Copy every line that contains the string "Graphics" from the entries below.

[EXTRACTED INFORMATION]
Content starts
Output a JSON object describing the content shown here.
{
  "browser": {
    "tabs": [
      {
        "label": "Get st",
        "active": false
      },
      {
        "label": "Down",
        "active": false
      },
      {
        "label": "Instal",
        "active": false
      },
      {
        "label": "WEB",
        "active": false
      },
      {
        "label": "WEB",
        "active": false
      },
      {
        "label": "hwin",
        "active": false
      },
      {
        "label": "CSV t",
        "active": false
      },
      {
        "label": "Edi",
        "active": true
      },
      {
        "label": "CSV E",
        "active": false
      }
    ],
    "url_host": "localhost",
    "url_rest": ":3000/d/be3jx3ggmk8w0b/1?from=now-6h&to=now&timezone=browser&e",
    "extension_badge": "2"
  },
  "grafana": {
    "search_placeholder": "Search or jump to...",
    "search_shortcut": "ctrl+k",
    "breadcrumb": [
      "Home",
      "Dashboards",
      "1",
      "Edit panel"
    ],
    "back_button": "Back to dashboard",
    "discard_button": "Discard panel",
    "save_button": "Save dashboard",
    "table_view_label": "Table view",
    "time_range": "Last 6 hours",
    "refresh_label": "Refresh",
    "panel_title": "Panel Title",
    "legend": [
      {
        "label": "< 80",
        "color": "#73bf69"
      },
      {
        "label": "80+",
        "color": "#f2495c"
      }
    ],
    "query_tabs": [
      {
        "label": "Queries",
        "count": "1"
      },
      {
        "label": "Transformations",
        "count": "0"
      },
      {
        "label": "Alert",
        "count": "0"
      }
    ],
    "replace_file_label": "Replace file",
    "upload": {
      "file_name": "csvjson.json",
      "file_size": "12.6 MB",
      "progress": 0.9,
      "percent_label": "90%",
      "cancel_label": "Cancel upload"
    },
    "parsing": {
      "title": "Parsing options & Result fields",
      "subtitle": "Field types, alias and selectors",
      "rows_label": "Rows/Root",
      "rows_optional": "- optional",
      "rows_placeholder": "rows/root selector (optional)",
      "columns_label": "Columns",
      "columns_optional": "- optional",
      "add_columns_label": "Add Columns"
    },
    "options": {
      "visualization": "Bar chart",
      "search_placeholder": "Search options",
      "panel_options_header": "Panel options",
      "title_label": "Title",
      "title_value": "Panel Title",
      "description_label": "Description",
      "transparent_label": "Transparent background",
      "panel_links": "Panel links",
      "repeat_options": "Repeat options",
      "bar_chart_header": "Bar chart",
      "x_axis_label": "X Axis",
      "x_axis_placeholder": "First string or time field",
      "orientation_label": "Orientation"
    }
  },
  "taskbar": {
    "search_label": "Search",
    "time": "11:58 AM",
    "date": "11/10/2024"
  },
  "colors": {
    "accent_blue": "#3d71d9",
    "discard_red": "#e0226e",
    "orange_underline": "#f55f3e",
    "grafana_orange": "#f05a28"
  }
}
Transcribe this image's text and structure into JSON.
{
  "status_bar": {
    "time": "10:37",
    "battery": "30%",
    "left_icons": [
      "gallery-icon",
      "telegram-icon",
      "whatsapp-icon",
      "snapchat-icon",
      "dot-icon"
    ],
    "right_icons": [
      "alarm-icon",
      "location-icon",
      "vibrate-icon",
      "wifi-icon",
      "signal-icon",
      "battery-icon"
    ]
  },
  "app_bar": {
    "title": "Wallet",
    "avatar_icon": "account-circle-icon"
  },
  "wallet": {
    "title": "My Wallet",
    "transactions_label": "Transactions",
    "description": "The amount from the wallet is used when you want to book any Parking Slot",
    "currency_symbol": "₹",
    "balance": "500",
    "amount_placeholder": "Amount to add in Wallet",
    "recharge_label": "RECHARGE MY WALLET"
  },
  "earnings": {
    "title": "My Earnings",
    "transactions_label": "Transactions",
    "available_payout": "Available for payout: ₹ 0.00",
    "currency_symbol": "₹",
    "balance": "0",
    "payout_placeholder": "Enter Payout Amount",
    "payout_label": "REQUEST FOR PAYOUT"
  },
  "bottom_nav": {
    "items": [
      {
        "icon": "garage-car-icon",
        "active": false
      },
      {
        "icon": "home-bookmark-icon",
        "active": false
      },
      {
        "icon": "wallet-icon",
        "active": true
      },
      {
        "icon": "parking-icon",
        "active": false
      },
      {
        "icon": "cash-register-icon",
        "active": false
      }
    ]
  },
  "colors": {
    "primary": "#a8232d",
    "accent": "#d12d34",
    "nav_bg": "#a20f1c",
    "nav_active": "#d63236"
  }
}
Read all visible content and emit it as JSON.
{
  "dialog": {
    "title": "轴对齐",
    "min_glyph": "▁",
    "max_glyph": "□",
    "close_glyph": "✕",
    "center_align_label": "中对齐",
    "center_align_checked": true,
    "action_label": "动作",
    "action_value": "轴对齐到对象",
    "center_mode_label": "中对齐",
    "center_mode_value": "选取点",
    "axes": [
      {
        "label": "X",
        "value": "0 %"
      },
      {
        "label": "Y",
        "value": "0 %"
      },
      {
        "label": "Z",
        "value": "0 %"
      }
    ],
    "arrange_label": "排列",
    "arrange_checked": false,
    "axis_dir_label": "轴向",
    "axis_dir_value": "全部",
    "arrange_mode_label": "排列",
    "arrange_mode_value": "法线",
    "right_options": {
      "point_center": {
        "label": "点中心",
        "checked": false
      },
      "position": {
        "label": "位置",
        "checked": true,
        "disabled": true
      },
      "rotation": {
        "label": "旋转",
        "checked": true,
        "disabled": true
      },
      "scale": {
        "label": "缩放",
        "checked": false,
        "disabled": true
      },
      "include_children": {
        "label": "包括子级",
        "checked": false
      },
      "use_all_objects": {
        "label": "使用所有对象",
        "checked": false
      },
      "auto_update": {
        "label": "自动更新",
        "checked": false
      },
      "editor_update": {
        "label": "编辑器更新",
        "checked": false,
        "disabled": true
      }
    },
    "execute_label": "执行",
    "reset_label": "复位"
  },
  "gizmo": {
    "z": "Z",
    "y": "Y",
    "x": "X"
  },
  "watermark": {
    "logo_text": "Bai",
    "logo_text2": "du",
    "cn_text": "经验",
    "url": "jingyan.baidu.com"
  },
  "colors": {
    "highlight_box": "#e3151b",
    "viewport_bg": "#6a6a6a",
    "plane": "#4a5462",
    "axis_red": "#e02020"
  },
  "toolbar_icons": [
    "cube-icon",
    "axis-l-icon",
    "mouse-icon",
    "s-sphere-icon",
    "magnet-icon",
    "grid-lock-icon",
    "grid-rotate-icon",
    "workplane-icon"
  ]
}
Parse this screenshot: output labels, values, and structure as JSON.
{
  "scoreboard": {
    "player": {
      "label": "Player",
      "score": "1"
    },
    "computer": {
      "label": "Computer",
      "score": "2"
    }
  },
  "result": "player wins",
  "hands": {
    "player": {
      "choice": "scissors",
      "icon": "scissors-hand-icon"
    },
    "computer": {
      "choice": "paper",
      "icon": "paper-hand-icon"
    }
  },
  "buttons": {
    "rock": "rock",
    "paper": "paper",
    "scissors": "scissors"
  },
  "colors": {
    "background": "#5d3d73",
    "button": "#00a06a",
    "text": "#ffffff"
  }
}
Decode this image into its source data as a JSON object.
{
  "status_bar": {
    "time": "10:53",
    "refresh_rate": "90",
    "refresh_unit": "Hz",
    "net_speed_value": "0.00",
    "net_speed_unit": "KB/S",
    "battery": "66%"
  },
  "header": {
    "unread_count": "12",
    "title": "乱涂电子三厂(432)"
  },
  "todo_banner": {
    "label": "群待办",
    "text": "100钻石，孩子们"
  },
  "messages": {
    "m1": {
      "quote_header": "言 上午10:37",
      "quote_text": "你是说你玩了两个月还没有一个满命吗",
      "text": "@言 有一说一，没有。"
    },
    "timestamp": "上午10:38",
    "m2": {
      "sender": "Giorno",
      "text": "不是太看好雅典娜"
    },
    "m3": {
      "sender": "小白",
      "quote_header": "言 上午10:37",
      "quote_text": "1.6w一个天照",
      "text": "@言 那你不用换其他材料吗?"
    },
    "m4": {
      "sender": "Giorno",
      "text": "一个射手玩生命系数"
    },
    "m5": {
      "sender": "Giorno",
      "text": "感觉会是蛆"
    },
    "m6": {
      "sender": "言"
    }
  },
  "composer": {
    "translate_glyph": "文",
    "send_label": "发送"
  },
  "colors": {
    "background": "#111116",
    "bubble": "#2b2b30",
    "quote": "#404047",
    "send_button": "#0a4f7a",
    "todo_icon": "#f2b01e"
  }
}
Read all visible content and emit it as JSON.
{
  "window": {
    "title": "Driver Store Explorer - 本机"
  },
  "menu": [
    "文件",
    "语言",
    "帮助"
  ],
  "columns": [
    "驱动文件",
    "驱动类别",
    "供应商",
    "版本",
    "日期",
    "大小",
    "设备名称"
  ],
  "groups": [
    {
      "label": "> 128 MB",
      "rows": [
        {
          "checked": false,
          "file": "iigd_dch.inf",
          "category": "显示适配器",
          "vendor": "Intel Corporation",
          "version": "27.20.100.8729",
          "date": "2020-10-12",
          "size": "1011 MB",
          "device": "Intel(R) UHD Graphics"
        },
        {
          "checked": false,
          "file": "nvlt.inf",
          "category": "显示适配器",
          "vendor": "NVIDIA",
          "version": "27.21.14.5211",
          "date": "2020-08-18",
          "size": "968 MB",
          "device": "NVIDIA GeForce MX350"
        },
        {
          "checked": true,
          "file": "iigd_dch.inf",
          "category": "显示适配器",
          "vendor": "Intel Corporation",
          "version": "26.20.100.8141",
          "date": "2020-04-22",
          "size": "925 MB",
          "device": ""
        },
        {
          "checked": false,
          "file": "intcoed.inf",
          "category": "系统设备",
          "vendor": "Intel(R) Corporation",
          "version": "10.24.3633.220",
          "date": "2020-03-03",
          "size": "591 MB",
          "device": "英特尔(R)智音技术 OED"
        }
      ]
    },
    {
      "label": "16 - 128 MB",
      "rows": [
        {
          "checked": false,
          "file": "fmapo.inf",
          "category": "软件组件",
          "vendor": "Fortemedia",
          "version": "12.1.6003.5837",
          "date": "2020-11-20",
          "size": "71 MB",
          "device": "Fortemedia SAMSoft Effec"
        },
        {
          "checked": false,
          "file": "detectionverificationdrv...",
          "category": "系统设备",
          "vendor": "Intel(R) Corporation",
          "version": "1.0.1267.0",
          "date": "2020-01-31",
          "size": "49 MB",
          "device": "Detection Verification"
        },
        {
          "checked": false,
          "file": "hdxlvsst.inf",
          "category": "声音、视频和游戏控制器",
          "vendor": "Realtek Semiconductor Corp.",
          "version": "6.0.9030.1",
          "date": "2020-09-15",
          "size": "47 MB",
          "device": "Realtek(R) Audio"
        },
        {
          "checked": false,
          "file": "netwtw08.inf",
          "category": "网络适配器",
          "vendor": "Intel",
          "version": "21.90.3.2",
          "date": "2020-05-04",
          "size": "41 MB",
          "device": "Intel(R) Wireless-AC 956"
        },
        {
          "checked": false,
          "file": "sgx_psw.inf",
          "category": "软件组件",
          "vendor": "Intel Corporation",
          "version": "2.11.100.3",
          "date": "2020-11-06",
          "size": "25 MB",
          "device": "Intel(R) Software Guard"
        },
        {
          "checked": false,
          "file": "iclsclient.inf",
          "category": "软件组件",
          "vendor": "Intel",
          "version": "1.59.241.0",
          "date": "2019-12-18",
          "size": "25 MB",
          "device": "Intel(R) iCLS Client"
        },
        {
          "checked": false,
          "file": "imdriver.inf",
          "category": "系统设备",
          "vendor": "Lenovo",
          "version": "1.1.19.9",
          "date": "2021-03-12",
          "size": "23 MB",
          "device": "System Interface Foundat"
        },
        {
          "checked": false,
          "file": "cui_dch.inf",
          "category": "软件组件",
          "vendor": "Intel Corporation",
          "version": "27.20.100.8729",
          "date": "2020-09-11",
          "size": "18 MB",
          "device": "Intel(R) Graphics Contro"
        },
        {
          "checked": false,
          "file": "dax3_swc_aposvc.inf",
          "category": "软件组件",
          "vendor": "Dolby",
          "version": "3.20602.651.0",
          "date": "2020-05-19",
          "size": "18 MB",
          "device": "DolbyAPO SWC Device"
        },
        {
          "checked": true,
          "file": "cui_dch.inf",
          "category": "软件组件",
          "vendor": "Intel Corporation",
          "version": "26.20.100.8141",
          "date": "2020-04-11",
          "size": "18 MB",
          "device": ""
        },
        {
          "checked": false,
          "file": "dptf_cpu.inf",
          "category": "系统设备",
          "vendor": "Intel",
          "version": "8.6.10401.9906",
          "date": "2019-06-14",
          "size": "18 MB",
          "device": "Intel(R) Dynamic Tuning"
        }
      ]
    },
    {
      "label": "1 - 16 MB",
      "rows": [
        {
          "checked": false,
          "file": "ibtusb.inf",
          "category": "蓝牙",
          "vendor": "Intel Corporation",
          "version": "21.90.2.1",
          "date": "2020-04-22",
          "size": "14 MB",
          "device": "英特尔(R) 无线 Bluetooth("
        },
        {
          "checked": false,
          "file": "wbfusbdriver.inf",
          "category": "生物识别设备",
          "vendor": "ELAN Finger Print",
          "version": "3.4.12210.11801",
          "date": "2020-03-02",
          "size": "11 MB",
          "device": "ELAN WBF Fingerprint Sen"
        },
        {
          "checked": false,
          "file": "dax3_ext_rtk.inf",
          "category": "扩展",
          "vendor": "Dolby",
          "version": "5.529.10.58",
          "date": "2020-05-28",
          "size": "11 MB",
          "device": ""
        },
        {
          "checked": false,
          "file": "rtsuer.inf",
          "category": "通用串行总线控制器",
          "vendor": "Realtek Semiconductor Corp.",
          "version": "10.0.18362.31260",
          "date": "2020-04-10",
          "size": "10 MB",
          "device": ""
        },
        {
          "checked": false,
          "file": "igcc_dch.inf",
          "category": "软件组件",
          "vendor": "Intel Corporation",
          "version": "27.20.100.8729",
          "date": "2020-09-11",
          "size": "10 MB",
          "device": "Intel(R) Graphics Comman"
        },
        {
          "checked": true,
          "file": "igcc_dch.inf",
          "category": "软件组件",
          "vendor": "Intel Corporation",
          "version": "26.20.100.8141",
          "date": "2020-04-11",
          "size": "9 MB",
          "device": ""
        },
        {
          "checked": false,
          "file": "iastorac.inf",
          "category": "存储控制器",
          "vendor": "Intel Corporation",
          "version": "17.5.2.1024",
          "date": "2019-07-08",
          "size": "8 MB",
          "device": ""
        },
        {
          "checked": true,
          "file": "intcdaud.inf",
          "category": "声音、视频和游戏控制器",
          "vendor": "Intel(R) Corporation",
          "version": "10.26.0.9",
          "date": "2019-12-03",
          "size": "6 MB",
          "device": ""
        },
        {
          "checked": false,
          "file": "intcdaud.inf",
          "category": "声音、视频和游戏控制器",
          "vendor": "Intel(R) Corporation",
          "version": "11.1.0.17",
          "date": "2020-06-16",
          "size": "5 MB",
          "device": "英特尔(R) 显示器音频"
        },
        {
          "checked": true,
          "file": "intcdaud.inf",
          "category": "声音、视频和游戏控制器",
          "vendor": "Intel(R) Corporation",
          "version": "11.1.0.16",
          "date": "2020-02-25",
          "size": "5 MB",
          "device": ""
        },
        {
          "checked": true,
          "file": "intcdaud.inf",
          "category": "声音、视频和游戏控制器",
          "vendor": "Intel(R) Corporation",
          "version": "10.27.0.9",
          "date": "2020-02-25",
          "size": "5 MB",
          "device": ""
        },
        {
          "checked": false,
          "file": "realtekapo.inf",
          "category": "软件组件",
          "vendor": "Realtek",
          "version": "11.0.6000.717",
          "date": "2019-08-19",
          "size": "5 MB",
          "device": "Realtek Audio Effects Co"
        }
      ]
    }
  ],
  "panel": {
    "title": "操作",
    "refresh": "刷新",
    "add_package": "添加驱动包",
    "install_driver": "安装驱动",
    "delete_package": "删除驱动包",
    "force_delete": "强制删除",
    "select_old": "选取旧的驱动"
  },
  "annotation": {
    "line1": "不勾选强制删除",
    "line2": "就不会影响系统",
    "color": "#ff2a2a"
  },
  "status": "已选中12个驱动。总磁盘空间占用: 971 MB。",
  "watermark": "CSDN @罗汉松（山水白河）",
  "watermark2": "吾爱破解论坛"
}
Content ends
[TASK ANSWER]
          "device": "Intel(R) UHD Graphics"
          "device": "Intel(R) Graphics Contro"
          "device": "Intel(R) Graphics Comman"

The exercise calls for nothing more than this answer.